Indiana wash blog.
As trips go, my recent 30-hour visit to Indianapolis was a wash. I got my business done, but that was about all. I covered very little new territory, unless you count a pleasant chain restaurant that I’d never eaten at before, or a hotel I’d never stayed at before. Nice, but I don’t really count such things as new sites, unless there’s something unusual about them.
It was also literally a wash for large areas of Indiana that I passed through, especially Thursday around the Wabash River, which had been swollen by constant rain on top of melting snow. But that was still in the future when I drove down on Wednesday, leaving in the early afternoon in a rented Chevy Blazer, under partly cloudy skies and temps in the 50s in metro Chicago. By the time I reached Indianapolis, just after dark, it was about 65 F. (!) I enjoyed that. A rare gift in January. It was like leaving the Ft. Lauderdale airport a year ago (see Jan. 19, 2004), when I couldn’t quite believe the warmth of the air upon arrival.

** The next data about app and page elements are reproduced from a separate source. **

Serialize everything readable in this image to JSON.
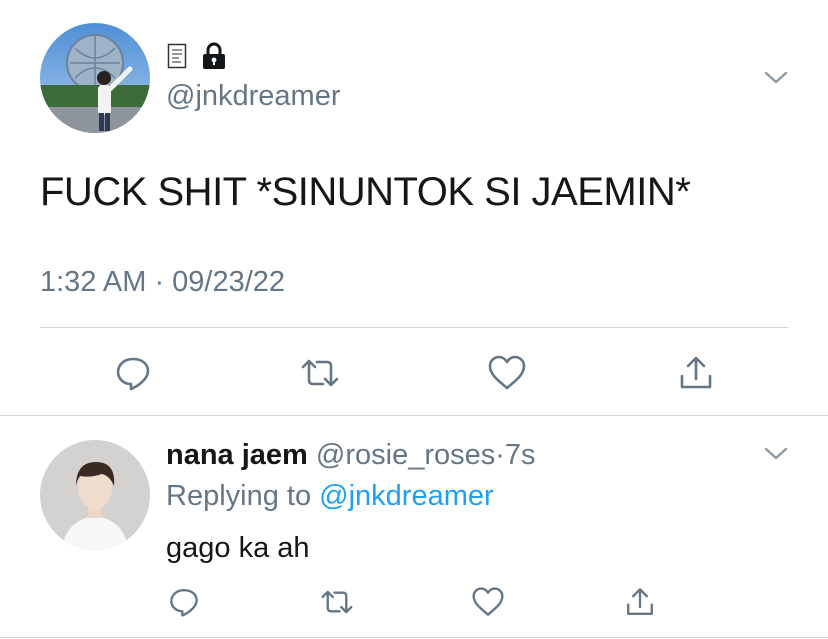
{
  "main_tweet": {
    "handle": "@jnkdreamer",
    "text": "FUCK SHIT *SINUNTOK SI JAEMIN*",
    "timestamp": "1:32 AM · 09/23/22",
    "name_icons": [
      "scroll-icon",
      "lock-icon"
    ],
    "actions": [
      "reply-icon",
      "retweet-icon",
      "like-icon",
      "share-icon"
    ]
  },
  "reply": {
    "name": "nana jaem",
    "handle": "@rosie_roses",
    "separator": "·",
    "time": "7s",
    "replying_prefix": "Replying to",
    "replying_to": "@jnkdreamer",
    "text": "gago ka ah",
    "actions": [
      "reply-icon",
      "retweet-icon",
      "like-icon",
      "share-icon"
    ]
  },
  "colors": {
    "text": "#14171a",
    "secondary": "#657786",
    "link": "#1da1f2",
    "divider": "#cfd7de",
    "icon": "#657786"
  }
}
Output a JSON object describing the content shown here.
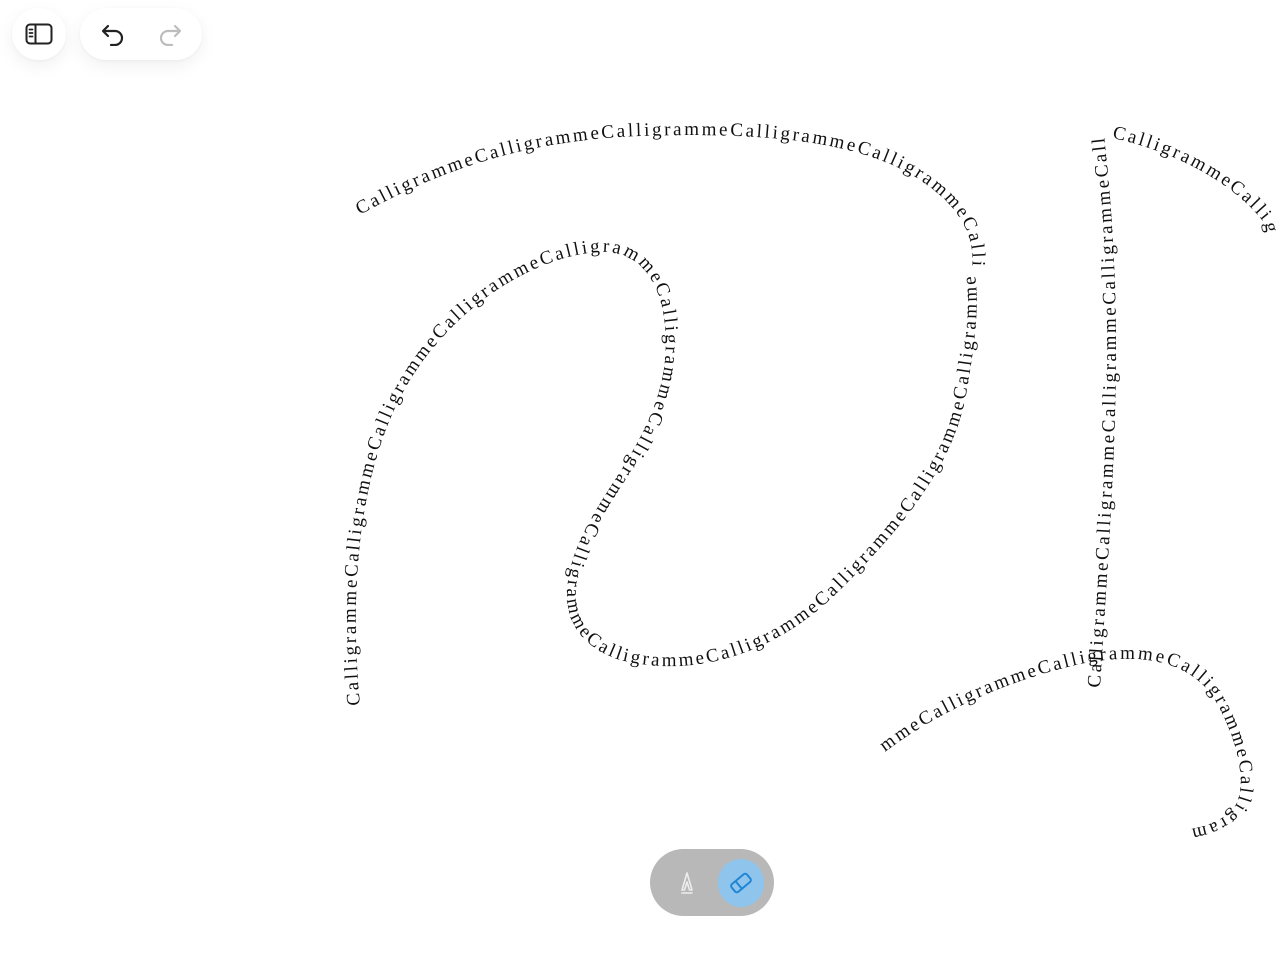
{
  "toolbar_top": {
    "sidebar_toggle_icon": "sidebar-icon",
    "undo_icon": "undo-icon",
    "redo_icon": "redo-icon",
    "redo_enabled": false
  },
  "canvas": {
    "repeated_text": "Calligramme",
    "strokes": [
      {
        "id": "top-arc",
        "text": "CalligrammeCalligrammeCalligrammeCalligrammeCalligrammeCalligrammeCalligrammeCalligramme"
      },
      {
        "id": "big-s",
        "text": "CalligrammeCalligrammeCalligrammeCalligrammeCalligrammeCalligrammeCalligrammeCalligrammeCalligrammeCalligrammeCalligrammeCalligrammeCalligramme"
      },
      {
        "id": "vertical",
        "text": "CalligrammeCalligrammeCalligrammeCalligrammeCalligrammeCalligramme"
      },
      {
        "id": "upper-right",
        "text": "CalligrammeCallig"
      },
      {
        "id": "lower-right",
        "text": "mmeCalligrammeCalligrammeCalligrammeCalligram"
      }
    ]
  },
  "tools": {
    "pen_icon": "pen-icon",
    "eraser_icon": "eraser-icon",
    "active": "eraser",
    "colors": {
      "toolbar_bg": "#b8b8b8",
      "active_bg": "#8fc4ec",
      "active_icon": "#1f86d6",
      "inactive_icon": "#e6e6e6"
    }
  }
}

But the radio was a killjoy, all the way down I-65. A mass of arctic air was behind my back, ready, so the weather reporters said, to slap Illinois and Indiana and Ohio the next morning, bringing a lot of rain, then snow, then an arctic blow vicious enough to freeze your kippers off. (No one on the radio actually said that, but they should have.)
Wonderful. I should have continued onward to downtown Indy, to walk around while the walking was good, but I was too tired for it, and ate dinner at a place near the hotel, which was on the north side of the city.
The next morning, my job complete, I started back a little before noon, earlier than strictly necessary, because I wanted to be ahead of any ice storm on the way home. It was a real possibility. In February 1990, an ice storm caught me on the road from St. Louis to Chicago, forcing me to overnight in Normal, Illinois. Not a bad thing, really, but you can’t count on being near Normal in abnormal weather.
It had been raining on Thursday since before I woke, and a steady pour continued as I drove north toward Chicago. Most of the land alongside I-65 is flat farmland, and in nearly every stretch of land were puddles, some enormous. Little creeks were big, and big creeks had been promoted to river by the snowmelt and rainfall. The radio carried reports of flooding, especially in Howard County, whose seat is Kokomo, along the Wildcat River 30 miles or so (50 km) east of I-65. At one point, the National Weather Service’s computer-generated voice of warning, which sounds like it has a slight East Indian accent to me, announced floods along the Wabash River too, the highest in some places, it said, since the flood of 1985. The last time I heard that voice was on a highway near Atlanta in late 1999, when tornadoes were striking the county just north of that city.
I-65 crosses the Wabash near Lafayette, Indiana. At that point in the trip, I came to a greater appreciation for the engineering work that went into the Interstate system. The Wabash was clearly out of its banks. Acres and acres of land on both sides of the road were submerged, with countless trees sticking only halfway out of the water. But the road was clear. The water would have to have been a lot higher to submerge the Interstate.
Around Rensselaer, Indiana, the rain turned to snow, but even what was gone by Gary. Traffic was molasses thick through metro Chicago, but it always is, regardless of the weather. By Friday morning, temps were just above zero F. I was lucky, there was no ice storm. Still, it’s supposed to be this cold for several days. The pit of winter is here.